_Dataset entries_

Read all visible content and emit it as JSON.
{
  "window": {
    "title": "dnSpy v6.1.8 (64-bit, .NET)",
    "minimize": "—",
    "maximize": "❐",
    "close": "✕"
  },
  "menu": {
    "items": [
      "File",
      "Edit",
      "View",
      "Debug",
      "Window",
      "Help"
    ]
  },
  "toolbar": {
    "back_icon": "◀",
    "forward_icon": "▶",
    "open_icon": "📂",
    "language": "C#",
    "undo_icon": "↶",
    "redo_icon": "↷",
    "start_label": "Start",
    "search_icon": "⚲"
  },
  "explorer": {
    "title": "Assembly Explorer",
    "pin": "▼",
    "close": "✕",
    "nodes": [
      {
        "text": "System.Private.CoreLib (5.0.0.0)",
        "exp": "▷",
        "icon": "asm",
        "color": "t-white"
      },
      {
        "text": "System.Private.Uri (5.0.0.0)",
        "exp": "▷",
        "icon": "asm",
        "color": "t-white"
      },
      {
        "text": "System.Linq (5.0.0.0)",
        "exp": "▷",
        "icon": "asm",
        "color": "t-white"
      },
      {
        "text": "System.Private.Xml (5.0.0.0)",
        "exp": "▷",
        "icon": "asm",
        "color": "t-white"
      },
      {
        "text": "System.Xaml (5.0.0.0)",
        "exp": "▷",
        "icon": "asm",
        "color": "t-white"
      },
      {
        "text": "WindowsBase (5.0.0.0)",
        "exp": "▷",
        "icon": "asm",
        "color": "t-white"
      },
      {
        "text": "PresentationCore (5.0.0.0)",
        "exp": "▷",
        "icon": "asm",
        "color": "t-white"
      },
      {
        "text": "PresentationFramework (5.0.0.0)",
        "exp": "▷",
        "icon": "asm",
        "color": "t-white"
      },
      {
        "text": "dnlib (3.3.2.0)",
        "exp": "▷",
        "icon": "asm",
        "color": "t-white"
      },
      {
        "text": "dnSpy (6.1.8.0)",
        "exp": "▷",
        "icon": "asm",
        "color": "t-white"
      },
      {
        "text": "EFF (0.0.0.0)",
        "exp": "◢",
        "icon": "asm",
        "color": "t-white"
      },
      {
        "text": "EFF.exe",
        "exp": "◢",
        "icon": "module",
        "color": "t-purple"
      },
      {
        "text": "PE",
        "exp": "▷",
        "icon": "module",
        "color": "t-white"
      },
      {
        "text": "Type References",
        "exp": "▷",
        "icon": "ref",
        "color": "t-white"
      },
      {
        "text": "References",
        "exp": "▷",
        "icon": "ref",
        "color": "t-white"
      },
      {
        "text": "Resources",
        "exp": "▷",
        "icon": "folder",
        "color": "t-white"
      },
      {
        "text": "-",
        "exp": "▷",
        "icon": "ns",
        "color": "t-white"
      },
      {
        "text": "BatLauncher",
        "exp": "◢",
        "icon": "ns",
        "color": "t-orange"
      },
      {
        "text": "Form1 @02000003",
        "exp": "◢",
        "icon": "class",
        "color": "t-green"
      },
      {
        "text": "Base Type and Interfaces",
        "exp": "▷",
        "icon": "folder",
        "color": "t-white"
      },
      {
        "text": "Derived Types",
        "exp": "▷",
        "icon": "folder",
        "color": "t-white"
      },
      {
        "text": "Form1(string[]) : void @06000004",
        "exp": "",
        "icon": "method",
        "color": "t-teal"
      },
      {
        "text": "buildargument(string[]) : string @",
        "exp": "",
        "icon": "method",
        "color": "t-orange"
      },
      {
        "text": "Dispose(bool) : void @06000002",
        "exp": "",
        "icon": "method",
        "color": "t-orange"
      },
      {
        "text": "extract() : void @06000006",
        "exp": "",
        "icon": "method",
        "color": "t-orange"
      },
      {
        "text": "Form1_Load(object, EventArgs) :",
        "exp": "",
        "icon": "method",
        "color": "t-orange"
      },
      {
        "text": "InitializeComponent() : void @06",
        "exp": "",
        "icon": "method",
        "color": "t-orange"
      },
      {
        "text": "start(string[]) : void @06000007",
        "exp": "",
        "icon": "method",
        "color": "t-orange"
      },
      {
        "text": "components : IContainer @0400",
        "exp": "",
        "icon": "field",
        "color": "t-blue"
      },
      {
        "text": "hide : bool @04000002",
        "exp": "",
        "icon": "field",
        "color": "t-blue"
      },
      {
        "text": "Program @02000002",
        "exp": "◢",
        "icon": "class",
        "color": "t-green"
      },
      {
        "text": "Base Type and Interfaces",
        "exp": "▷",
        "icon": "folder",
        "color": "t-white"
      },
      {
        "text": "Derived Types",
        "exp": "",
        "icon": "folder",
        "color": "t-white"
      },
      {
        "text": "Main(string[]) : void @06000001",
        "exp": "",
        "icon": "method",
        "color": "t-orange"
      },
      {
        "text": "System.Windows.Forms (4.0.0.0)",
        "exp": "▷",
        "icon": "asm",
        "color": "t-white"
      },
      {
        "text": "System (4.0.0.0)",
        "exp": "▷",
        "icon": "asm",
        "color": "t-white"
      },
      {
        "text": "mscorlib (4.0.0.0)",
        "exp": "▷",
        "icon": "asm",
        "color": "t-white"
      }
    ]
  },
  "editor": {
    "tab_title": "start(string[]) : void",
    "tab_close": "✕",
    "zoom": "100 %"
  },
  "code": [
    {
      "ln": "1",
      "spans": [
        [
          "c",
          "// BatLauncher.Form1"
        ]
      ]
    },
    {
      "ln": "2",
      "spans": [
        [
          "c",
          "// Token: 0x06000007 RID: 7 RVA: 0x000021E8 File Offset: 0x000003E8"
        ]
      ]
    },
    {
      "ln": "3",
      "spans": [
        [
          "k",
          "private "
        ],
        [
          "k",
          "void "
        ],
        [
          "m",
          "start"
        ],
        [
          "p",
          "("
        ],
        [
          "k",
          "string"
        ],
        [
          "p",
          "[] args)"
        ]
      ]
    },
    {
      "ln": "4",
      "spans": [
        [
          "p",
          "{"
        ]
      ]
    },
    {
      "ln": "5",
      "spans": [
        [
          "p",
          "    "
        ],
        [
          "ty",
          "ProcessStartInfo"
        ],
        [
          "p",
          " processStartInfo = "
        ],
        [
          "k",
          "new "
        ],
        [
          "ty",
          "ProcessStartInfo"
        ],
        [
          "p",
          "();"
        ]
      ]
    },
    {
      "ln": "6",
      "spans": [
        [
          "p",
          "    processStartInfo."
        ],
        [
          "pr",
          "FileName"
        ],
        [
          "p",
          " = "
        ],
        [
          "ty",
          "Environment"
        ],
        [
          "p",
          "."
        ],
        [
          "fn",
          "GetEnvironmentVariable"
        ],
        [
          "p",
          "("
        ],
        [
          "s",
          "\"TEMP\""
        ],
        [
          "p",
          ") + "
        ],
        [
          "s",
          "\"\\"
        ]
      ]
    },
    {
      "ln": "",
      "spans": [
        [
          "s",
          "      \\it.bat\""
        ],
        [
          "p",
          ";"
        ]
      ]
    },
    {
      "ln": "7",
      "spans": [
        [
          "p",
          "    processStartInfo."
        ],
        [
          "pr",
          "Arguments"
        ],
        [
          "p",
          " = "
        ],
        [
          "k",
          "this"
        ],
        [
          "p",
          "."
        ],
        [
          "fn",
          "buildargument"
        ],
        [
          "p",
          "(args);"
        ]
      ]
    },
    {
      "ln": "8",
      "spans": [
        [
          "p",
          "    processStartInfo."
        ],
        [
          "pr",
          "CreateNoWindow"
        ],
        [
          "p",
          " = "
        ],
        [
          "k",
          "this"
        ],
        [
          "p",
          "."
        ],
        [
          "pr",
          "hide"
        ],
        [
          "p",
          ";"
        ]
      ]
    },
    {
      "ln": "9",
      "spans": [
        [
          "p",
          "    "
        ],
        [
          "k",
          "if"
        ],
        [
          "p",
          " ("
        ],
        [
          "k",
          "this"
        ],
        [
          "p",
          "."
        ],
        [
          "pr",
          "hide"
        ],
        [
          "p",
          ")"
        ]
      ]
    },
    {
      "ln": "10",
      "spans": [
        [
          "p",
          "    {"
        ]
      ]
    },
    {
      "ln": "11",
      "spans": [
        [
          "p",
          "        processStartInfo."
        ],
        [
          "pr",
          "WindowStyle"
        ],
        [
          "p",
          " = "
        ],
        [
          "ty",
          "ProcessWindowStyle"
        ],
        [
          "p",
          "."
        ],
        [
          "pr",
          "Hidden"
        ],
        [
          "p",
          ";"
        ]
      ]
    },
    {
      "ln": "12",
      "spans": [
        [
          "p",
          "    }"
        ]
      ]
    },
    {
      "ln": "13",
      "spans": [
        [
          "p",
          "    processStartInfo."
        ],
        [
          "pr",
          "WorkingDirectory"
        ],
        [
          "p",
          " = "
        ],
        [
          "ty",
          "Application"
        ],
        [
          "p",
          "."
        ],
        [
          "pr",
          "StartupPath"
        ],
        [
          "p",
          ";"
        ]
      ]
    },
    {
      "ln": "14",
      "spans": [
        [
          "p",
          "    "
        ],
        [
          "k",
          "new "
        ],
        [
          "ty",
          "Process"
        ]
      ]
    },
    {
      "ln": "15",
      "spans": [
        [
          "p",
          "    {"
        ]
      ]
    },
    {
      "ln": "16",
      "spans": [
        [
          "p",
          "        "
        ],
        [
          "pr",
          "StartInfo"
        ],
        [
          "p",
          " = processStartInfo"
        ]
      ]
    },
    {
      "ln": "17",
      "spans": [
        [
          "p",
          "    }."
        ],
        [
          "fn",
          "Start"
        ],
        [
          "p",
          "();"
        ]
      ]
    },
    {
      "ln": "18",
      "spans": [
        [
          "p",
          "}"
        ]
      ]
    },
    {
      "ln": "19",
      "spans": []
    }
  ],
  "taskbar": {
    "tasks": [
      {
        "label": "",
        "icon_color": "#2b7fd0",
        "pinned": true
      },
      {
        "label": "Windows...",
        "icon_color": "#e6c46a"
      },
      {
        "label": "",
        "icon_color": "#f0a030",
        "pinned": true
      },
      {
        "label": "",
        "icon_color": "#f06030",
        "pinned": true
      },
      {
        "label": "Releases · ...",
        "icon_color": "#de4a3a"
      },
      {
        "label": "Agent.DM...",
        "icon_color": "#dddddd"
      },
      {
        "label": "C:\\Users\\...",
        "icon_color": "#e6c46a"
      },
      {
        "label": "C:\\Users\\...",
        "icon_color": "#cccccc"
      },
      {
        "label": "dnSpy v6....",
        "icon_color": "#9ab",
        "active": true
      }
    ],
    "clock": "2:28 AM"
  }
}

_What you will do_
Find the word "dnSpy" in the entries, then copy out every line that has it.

_Task solution_
    "title": "dnSpy v6.1.8 (64-bit, .NET)",
        "text": "dnSpy (6.1.8.0)",
        "label": "dnSpy v6....",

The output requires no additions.